Exercise aim – Each line in the records below that has the word "arrow" should be copied.

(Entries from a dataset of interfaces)

------------------------------------------------

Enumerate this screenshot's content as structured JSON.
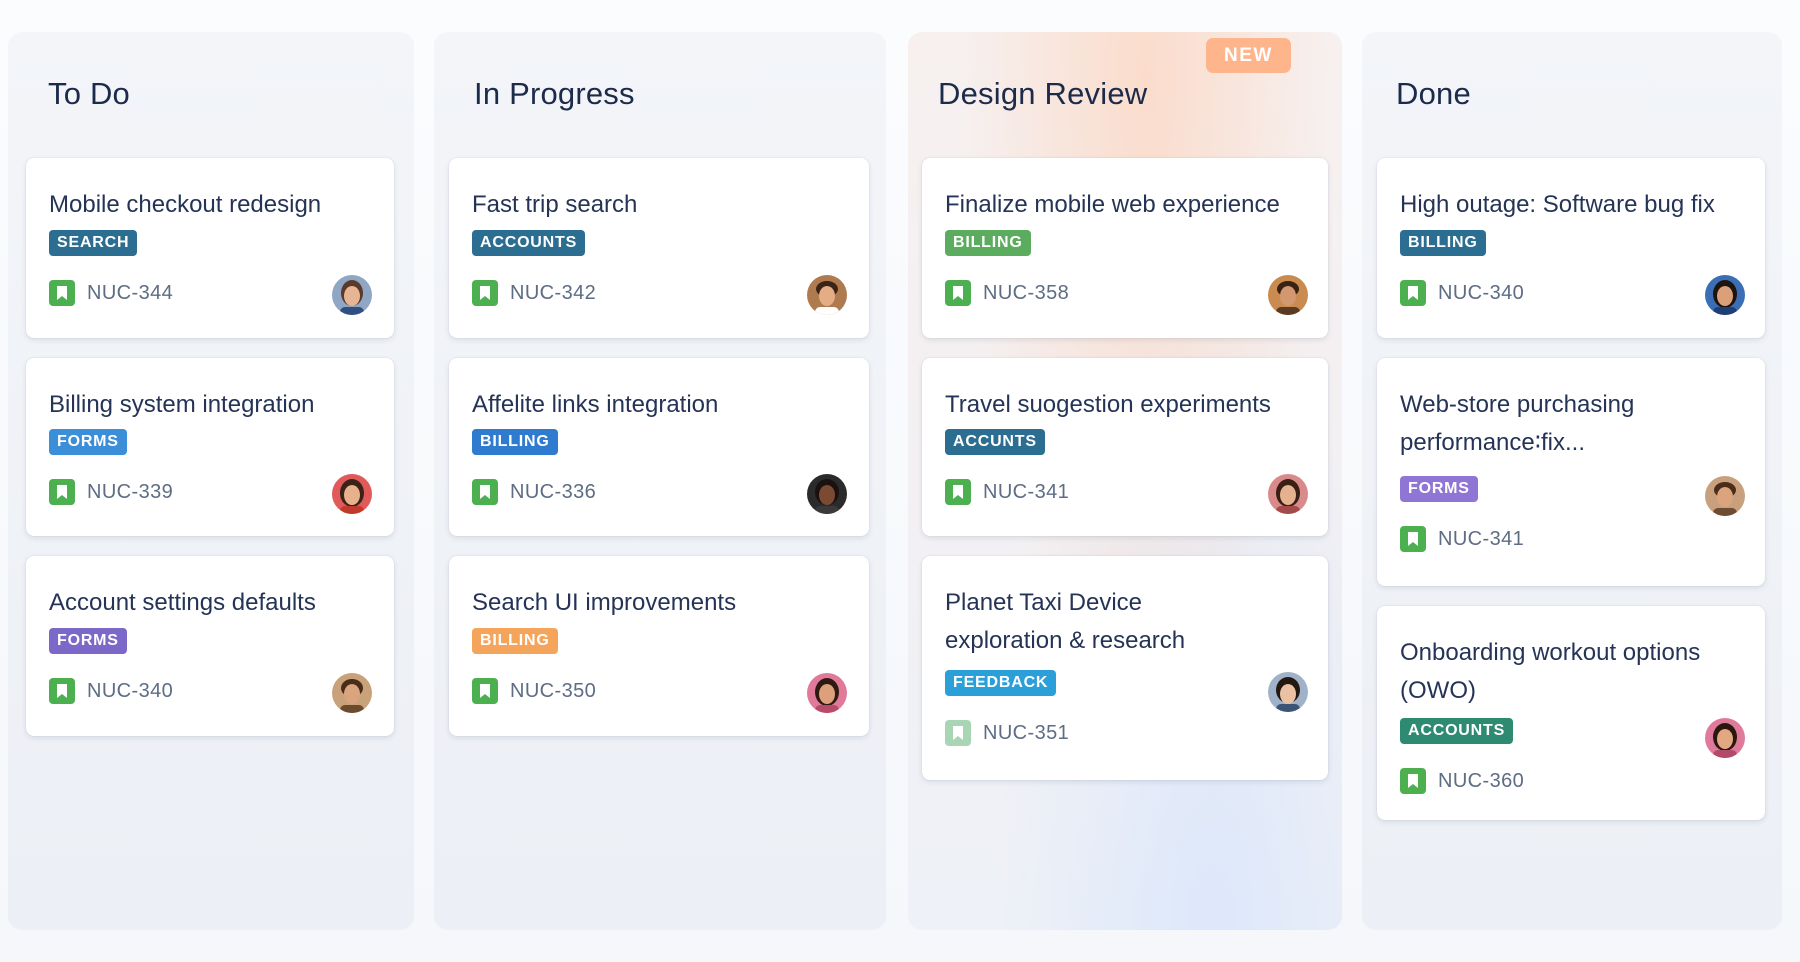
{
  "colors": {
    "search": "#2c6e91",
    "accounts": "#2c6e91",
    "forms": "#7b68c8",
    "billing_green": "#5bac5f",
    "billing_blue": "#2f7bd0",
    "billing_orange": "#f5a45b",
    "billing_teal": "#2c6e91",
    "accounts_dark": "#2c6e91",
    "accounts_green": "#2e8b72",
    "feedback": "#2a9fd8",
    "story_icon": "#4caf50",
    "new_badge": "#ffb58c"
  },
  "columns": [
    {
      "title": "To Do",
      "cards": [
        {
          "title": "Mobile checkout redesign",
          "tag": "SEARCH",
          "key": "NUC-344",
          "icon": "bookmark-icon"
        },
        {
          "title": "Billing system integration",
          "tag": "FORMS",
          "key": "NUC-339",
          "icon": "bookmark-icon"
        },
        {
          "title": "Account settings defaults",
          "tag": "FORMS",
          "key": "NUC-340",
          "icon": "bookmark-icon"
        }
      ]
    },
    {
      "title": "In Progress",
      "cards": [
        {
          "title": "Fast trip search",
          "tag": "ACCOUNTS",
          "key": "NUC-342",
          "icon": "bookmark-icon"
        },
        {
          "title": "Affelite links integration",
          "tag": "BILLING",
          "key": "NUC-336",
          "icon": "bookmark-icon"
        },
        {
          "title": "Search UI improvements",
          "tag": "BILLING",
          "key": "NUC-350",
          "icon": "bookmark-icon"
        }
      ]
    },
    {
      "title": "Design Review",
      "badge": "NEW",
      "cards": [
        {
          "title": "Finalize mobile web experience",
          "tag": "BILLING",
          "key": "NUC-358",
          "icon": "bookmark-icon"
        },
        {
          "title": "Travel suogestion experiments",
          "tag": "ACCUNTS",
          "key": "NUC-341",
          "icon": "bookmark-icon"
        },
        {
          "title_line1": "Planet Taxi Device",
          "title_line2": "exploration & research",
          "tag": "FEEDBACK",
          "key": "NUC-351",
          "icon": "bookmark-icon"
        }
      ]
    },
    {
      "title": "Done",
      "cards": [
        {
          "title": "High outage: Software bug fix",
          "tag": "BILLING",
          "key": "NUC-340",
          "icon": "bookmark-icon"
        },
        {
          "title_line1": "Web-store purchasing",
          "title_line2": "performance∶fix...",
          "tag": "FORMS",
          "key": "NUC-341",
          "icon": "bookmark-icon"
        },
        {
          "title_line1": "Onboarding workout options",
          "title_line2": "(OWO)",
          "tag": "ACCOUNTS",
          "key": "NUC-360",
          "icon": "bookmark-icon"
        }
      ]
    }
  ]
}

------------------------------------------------

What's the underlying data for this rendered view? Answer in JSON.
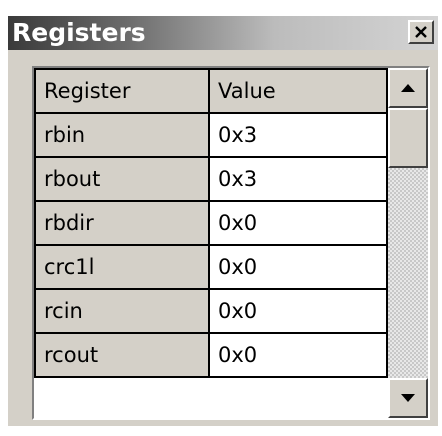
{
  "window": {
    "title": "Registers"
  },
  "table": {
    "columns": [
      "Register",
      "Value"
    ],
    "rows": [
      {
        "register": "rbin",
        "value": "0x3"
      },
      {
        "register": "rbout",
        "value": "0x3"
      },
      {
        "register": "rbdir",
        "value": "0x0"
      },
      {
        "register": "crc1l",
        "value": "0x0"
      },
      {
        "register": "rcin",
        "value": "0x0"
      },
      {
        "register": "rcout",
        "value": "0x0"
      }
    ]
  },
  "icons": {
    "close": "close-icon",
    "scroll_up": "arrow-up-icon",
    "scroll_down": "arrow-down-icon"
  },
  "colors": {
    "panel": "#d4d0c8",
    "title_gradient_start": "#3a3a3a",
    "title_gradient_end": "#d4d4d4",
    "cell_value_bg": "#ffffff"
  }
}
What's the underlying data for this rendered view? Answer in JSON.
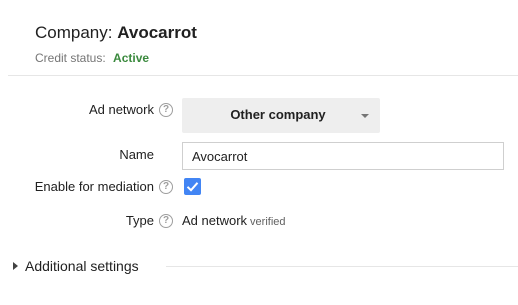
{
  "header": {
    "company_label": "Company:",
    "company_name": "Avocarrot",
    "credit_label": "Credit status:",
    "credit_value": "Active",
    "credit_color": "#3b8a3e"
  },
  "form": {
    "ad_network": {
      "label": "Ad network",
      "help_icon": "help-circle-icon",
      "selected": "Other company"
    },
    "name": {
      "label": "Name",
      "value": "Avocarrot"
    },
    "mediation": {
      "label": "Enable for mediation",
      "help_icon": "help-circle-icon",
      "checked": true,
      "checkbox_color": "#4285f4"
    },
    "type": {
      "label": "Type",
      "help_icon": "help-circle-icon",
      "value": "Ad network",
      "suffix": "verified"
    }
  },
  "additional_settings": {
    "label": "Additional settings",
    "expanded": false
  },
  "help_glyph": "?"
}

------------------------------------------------

Written response –
    "scroll_up": "arrow-up-icon",
    "scroll_down": "arrow-down-icon"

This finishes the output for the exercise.